- The gradual withdrawal of the US President’s Emergency Plan for Aids Relief (Pepfar) funding since 2014 and the failure by the government to plug the resulting gap have caused a crisis in regional and satellite blood banks.
- The Kisumu Blood Transfusion Centre has a capacity to store up to 5,000 units of blood, but it currently has less than 400 units.
When Ms Mary Amutabi, a resident of Vihiga, was referred to Jaramogi Oginga Odinga Teaching and Referral Hospital for dialysis two weeks ago, she did not anticipate to experience the challenges that come with acute blood crisis.
The Level Five facility, popularly known as ‘Russia’ by locals, has run out of blood, with patients like Ms Amutabi now forced to request their family members to donate blood.
The hospital’s CEO, Dr Peter Okoth, said the blood donations from patients’ relatives is not enough.
"Usually the blood from relatives is a small push for us. There is a likelihood of failing to get the compatible blood group for the patient,” Dr Okoth said.
He added: "There are those who do not have relatives to donate blood, where do they go to and they are the majority?"
Dr Okoth said they have planned a blood donation initiative scheduled for today (Thursday), adding that they are targeting to collect about 480 pints of blood.
The gradual withdrawal of the US President’s Emergency Plan for Aids Relief (Pepfar) funding since 2014 and the failure by the government to plug the resulting gap have caused a crisis in regional and satellite blood banks.
Funding for the Kenya National Blood Transfusion Service ceased last year.

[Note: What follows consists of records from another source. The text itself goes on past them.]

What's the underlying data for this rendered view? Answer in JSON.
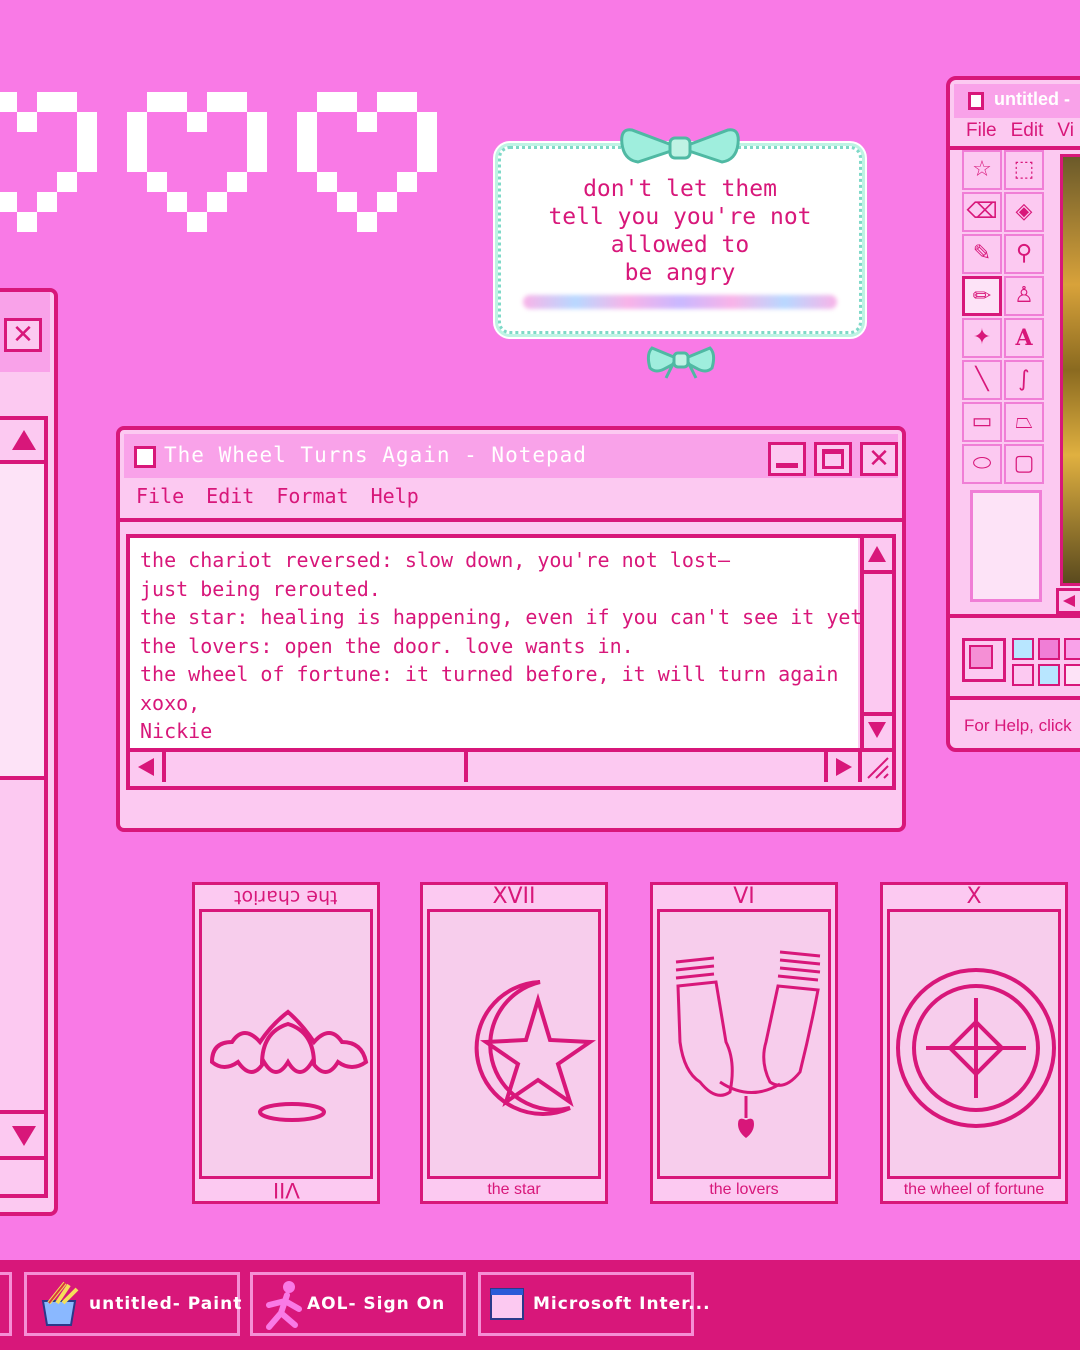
{
  "note": {
    "lines": [
      "don't let them",
      "tell you you're not",
      "allowed to",
      "be angry"
    ]
  },
  "notepad": {
    "title": "The Wheel Turns Again - Notepad",
    "menu": [
      "File",
      "Edit",
      "Format",
      "Help"
    ],
    "lines": [
      "the chariot reversed: slow down, you're not lost—",
      "just being rerouted.",
      "the star: healing is happening, even if you can't see it yet.",
      "the lovers: open the door. love wants in.",
      "the wheel of fortune: it turned before, it will turn again",
      "xoxo,",
      "Nickie"
    ]
  },
  "paint": {
    "title": "untitled -",
    "menu": [
      "File",
      "Edit",
      "Vi"
    ],
    "status": "For Help, click"
  },
  "cards": [
    {
      "numeral": "VII",
      "name": "the chariot",
      "reversed": true
    },
    {
      "numeral": "XVII",
      "name": "the star",
      "reversed": false
    },
    {
      "numeral": "VI",
      "name": "the lovers",
      "reversed": false
    },
    {
      "numeral": "X",
      "name": "the wheel of fortune",
      "reversed": false
    }
  ],
  "taskbar": {
    "items": [
      "untitled- Paint",
      "AOL- Sign On",
      "Microsoft Inter..."
    ]
  },
  "colors": {
    "background": "#f97ae6",
    "accent": "#d8177a",
    "window": "#fcc9f1"
  }
}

The Kisumu Blood Transfusion Centre has a capacity to store up to 5,000 units of blood, but it currently has less than 400 units. Reduced funding has curtailed outreach programmes.

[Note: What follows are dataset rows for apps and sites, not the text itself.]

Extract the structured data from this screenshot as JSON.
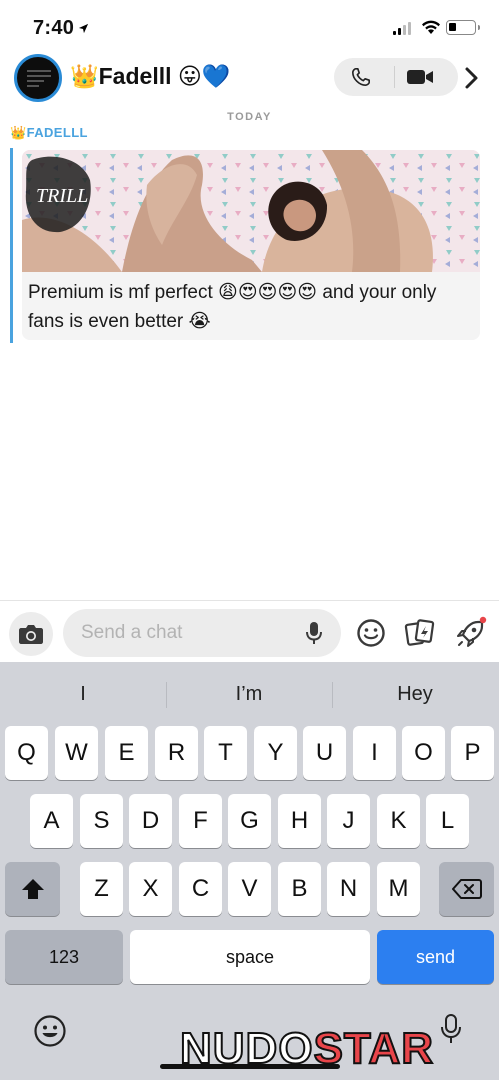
{
  "status_bar": {
    "time": "7:40"
  },
  "chat_header": {
    "title": "👑Fadelll 😛💙",
    "icons": [
      "phone-icon",
      "video-camera-icon",
      "chevron-right-icon"
    ]
  },
  "conversation": {
    "date_label": "TODAY",
    "messages": [
      {
        "sender": "👑FADELLL",
        "media_watermark": "TRILL",
        "caption": "Premium is mf perfect 😩😍😍😍😍 and your only fans is even better 😭"
      }
    ]
  },
  "input_bar": {
    "placeholder": "Send a chat",
    "icons": [
      "camera-icon",
      "microphone-icon",
      "smiley-icon",
      "cards-icon",
      "rocket-icon"
    ]
  },
  "keyboard": {
    "suggestions": [
      "I",
      "I’m",
      "Hey"
    ],
    "row1": [
      "Q",
      "W",
      "E",
      "R",
      "T",
      "Y",
      "U",
      "I",
      "O",
      "P"
    ],
    "row2": [
      "A",
      "S",
      "D",
      "F",
      "G",
      "H",
      "J",
      "K",
      "L"
    ],
    "row3": [
      "Z",
      "X",
      "C",
      "V",
      "B",
      "N",
      "M"
    ],
    "numbers_label": "123",
    "space_label": "space",
    "send_label": "send",
    "icons": [
      "shift-icon",
      "backspace-icon",
      "emoji-icon",
      "dictation-icon"
    ]
  },
  "watermark": {
    "part1": "NUDO",
    "part2": "STAR"
  },
  "colors": {
    "accent_blue": "#4aa3df",
    "send_key": "#2c7ff0",
    "keyboard_bg": "#d1d3d9"
  }
}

Regional Blood Transfusion Centre deputy director Mathew Odera told the Nation the Covid-19 pandemic has affected blood donations.

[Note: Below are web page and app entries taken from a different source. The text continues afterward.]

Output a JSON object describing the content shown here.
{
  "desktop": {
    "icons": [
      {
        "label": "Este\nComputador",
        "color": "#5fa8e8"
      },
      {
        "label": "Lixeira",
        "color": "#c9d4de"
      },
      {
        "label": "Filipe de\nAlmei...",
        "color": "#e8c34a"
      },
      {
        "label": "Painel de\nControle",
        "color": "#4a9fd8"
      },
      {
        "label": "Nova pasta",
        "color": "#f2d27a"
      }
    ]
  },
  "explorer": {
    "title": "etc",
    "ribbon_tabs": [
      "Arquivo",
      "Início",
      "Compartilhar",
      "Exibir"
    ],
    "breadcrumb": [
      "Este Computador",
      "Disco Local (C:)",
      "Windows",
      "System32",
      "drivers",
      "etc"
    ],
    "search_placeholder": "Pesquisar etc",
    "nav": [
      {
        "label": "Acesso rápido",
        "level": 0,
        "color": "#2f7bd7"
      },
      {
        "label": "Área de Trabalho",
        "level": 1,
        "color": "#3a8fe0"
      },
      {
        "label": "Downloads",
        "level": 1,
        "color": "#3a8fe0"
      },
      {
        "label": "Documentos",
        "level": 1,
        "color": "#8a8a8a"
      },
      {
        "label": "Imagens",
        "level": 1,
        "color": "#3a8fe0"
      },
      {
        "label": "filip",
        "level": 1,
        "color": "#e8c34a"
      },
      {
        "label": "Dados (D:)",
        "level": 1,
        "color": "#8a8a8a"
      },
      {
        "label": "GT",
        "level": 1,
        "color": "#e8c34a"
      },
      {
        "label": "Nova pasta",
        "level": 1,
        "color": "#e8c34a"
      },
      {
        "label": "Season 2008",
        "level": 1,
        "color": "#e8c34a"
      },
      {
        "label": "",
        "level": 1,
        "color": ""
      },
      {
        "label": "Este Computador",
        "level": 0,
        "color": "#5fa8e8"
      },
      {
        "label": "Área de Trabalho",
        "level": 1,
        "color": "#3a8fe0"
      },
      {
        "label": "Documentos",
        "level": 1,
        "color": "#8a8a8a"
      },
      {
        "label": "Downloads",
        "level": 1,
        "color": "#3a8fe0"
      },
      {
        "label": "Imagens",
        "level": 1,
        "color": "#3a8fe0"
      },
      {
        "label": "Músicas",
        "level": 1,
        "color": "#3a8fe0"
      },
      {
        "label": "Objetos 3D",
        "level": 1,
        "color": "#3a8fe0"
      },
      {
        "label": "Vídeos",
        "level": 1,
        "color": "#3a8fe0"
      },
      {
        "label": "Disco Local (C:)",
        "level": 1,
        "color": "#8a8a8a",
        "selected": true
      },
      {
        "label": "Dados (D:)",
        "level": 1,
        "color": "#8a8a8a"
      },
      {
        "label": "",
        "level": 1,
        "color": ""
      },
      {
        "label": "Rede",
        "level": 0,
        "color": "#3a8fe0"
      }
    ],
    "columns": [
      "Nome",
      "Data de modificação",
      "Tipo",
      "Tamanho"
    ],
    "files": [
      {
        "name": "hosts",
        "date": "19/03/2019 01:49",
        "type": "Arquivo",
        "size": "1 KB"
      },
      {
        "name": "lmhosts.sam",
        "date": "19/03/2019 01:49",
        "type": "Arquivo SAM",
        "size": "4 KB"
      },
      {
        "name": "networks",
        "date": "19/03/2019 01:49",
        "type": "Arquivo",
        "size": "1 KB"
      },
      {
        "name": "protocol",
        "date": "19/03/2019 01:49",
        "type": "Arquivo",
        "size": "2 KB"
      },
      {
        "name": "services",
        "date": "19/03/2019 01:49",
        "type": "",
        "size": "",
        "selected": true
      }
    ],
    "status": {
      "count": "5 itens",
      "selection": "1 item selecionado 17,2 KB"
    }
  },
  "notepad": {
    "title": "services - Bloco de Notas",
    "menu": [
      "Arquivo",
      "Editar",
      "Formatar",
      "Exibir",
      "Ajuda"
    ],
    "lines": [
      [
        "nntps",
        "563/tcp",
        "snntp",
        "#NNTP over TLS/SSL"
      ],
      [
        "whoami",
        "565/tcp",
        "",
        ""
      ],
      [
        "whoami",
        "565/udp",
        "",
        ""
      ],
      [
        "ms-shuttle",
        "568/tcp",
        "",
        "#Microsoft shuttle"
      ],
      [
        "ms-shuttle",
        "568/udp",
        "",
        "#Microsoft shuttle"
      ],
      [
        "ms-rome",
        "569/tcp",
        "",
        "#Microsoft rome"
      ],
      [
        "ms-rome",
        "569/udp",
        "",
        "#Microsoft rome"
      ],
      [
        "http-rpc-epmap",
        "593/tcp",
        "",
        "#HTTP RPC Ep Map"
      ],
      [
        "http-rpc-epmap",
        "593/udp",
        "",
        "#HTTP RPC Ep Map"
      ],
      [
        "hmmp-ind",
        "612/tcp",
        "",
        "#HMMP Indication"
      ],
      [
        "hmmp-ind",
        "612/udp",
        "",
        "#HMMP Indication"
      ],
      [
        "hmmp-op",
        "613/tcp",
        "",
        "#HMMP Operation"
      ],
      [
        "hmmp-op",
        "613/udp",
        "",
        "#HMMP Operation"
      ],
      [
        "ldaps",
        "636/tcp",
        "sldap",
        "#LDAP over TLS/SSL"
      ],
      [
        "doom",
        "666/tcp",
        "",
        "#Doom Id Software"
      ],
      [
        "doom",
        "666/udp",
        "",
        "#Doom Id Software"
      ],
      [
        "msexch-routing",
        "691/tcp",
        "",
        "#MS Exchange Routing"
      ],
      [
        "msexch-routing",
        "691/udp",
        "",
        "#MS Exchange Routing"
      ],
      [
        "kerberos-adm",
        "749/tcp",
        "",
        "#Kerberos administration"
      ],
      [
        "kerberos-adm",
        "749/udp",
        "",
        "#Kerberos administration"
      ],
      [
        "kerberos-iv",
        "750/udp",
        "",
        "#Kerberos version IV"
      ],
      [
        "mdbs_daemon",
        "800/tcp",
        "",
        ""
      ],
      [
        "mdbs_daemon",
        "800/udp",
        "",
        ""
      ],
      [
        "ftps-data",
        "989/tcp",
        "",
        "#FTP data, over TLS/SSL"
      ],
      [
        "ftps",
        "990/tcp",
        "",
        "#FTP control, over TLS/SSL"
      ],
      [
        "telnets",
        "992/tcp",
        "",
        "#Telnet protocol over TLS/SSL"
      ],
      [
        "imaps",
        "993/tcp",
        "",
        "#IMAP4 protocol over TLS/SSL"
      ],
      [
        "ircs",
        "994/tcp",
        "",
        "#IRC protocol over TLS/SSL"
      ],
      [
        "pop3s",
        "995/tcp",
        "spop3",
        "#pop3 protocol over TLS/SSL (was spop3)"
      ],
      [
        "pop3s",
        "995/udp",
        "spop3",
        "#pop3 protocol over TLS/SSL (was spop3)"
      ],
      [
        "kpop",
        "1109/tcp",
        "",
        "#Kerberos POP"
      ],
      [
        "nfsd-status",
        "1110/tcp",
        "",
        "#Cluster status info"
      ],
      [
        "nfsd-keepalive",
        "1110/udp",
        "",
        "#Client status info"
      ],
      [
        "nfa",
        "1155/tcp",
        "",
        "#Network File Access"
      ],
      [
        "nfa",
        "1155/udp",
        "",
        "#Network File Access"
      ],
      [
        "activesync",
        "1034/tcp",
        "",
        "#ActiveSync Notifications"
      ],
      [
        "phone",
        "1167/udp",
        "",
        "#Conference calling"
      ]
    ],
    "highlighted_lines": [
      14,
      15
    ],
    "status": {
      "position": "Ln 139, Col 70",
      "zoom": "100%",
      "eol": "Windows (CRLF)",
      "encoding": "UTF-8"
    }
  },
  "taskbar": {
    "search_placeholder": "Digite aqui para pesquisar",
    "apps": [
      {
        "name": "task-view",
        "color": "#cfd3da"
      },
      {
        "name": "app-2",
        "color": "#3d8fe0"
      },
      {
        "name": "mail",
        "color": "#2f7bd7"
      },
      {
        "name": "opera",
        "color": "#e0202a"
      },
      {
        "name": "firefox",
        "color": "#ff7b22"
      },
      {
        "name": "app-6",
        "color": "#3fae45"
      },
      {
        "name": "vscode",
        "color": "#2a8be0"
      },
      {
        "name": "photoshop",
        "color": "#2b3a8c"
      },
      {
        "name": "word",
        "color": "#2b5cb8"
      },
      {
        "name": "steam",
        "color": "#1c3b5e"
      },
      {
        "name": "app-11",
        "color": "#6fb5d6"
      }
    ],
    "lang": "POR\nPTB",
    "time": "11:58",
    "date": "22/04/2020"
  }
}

"We cannot full rely on blood donated by patients’ relatives. It becomes a challenge, with the limited number of blood units available to serve the whole region,” said Mr Odera.
The shortage of blood in regional and satellite centres has compelled some hospitals to run their own collections. Since the process is costly, hospitals pass the expenses to patients.
Regional blood banks
Last year, Kenya collected 164,000 units of blood against the World Health Organization (WHO) recommended minimum of one per cent of the population (480,000 units).
According to the WHO guidelines, the optimum requirement for Kenya’s population is 960,000 units per year.
The government set up six regional blood banks 20 years ago upon WHO recommendations to streamline the process of blood collection.
This led to a more structured collection, screening, storage and distribution of blood by the six banks in Nairobi, Embu, Nakuru, Mombasa, Eldoret and Kisumu.
The plan was heavily financed by Pepfar, which hoped the government would step in when the US ended the funding.